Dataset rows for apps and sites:
= = =
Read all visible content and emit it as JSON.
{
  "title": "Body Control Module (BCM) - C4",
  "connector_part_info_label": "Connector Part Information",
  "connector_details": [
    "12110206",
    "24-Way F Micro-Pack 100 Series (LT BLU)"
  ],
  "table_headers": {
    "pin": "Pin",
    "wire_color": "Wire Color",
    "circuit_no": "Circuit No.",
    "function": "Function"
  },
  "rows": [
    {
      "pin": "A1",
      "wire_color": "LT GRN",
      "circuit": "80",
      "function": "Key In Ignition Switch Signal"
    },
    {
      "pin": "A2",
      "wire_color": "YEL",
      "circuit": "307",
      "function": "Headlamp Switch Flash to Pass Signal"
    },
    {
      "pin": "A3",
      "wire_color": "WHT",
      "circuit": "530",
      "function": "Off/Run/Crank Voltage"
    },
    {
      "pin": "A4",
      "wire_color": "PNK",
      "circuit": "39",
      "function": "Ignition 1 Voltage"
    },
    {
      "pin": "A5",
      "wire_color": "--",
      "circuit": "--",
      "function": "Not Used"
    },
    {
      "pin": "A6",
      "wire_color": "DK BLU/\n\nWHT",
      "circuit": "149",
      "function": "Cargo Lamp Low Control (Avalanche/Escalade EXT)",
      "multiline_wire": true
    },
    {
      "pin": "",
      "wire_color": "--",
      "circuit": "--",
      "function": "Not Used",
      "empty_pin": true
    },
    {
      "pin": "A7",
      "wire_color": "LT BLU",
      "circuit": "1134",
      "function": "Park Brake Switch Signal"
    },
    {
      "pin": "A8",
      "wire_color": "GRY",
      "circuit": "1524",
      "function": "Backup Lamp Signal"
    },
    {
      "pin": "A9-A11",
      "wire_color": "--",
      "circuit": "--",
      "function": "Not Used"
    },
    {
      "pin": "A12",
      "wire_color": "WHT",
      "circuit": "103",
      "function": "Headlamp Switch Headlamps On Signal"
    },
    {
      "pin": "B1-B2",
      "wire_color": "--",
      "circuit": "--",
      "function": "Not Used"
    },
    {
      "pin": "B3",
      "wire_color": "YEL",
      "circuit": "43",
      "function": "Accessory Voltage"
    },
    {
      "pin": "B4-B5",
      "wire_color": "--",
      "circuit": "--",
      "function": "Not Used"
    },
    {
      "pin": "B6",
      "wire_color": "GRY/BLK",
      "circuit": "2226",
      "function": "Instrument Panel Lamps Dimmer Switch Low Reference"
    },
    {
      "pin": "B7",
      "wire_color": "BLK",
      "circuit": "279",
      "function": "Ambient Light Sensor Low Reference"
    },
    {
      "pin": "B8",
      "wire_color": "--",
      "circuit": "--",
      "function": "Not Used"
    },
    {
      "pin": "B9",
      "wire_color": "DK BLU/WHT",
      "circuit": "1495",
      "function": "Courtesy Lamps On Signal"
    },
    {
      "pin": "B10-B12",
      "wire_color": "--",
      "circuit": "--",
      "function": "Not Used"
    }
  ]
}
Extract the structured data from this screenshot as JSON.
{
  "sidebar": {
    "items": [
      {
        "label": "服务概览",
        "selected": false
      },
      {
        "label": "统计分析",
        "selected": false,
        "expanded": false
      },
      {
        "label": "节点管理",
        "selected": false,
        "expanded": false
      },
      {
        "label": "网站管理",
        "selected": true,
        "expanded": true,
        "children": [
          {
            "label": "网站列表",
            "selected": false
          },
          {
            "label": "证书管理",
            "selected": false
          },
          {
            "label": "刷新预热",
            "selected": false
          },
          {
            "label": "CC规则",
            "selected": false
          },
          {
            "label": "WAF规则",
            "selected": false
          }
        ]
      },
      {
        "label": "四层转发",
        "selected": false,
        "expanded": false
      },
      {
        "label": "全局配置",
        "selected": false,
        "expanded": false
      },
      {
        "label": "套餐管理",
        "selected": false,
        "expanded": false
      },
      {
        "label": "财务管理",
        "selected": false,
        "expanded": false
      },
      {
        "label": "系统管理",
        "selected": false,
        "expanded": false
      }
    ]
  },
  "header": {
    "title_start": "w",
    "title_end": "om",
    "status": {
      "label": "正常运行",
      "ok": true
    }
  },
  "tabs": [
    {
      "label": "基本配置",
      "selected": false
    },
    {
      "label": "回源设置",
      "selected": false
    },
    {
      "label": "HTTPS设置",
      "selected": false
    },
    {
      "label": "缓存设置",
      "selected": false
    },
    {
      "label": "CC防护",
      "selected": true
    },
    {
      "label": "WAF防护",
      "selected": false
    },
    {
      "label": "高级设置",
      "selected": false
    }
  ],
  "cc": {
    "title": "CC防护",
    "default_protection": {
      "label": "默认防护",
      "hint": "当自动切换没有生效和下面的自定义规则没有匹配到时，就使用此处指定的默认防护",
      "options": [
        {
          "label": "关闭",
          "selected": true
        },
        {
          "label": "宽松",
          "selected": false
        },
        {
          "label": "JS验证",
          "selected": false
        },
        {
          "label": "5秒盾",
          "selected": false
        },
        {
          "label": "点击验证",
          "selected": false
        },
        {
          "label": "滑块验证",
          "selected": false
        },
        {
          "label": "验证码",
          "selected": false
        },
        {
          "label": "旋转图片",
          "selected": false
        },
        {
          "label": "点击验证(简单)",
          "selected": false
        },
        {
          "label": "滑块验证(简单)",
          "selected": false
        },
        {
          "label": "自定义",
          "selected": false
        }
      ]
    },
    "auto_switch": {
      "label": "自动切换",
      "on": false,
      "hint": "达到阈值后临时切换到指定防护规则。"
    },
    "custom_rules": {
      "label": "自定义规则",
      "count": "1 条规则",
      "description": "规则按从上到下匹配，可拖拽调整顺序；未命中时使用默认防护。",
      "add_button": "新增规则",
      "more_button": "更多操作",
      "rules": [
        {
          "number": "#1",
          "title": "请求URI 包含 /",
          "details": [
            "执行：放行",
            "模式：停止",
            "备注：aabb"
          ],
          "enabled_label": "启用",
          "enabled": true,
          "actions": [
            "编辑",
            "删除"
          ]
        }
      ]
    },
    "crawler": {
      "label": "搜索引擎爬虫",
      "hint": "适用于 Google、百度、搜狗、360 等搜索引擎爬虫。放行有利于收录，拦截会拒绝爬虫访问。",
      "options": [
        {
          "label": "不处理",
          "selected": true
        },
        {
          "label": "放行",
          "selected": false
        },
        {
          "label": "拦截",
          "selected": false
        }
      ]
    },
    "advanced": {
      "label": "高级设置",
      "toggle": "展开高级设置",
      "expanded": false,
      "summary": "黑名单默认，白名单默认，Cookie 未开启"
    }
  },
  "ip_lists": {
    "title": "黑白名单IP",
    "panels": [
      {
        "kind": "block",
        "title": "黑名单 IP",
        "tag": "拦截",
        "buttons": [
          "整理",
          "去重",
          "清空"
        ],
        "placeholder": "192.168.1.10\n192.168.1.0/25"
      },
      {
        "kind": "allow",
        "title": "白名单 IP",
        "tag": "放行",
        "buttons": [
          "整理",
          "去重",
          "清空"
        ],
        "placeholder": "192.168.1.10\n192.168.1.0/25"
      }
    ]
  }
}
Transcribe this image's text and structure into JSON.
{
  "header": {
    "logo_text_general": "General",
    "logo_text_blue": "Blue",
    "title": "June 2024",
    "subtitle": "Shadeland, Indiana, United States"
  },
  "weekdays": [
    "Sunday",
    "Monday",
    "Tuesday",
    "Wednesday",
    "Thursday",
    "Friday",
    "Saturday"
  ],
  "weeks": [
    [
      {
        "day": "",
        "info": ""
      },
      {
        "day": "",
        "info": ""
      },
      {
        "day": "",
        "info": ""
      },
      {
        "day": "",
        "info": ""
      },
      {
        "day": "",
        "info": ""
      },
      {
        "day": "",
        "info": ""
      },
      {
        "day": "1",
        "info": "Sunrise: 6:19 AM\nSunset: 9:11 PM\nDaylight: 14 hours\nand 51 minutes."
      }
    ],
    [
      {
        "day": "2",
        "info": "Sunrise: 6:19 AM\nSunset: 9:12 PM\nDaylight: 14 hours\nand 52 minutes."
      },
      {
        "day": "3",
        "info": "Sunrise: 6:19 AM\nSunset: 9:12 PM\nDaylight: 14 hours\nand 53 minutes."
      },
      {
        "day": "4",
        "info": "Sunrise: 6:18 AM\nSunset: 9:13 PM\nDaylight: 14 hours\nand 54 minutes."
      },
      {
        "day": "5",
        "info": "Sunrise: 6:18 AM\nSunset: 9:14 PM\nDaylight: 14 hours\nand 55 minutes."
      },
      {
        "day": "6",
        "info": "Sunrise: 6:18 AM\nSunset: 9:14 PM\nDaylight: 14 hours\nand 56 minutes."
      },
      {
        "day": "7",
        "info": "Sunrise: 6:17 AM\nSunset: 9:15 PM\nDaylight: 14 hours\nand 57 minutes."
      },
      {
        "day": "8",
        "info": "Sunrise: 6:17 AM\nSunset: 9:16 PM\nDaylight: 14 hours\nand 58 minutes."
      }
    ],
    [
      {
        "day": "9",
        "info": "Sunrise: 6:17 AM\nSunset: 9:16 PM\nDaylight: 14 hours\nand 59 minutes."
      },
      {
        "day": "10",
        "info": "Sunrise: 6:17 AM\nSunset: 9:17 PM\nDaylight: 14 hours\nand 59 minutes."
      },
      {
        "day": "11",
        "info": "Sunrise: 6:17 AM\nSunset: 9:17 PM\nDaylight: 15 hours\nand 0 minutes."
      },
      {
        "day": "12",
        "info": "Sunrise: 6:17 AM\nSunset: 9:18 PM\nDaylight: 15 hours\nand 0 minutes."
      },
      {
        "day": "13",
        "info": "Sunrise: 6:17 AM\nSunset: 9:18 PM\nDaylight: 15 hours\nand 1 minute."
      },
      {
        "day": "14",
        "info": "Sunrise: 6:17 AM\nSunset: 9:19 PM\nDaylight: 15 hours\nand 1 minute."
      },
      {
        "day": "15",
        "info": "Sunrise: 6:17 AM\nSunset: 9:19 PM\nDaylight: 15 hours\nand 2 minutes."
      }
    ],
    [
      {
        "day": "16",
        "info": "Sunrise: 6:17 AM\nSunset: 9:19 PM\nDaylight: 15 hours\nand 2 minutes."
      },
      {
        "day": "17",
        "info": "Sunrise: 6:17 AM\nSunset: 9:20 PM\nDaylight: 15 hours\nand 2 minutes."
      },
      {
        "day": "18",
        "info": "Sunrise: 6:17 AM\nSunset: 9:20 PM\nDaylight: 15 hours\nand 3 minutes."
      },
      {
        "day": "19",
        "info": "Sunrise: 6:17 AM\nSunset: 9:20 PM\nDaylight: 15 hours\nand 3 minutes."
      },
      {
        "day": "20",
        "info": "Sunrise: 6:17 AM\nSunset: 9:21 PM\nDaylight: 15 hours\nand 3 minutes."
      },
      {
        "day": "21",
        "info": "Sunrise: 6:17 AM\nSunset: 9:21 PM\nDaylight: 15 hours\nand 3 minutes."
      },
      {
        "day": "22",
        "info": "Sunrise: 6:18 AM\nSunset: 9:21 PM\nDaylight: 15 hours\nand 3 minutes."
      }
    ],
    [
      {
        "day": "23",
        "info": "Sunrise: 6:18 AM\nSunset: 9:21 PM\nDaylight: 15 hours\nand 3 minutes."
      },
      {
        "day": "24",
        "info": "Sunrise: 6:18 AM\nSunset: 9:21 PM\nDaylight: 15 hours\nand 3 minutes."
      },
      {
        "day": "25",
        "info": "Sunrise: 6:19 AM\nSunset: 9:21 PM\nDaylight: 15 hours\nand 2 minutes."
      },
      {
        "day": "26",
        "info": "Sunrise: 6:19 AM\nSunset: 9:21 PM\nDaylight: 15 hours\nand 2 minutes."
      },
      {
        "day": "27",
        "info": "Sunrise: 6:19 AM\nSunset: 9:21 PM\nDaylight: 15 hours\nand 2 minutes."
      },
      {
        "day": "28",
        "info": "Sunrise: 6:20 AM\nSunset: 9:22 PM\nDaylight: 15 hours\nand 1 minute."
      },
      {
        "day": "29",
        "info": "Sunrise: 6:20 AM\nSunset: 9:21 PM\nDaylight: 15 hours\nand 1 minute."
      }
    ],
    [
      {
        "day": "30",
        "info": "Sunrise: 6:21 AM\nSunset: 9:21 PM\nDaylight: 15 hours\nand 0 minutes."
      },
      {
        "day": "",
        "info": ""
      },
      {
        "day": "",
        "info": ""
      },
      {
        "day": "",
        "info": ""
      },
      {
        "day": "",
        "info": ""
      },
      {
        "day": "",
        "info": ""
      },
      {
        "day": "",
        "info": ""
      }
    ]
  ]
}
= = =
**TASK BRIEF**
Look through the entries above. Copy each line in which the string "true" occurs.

**THE COMPLETED TASK**
      "multiline_wire": true
      "empty_pin": true
        "selected": true,
        "expanded": true,
      "ok": true
      "selected": true
          "selected": true
          "enabled": true,
          "selected": true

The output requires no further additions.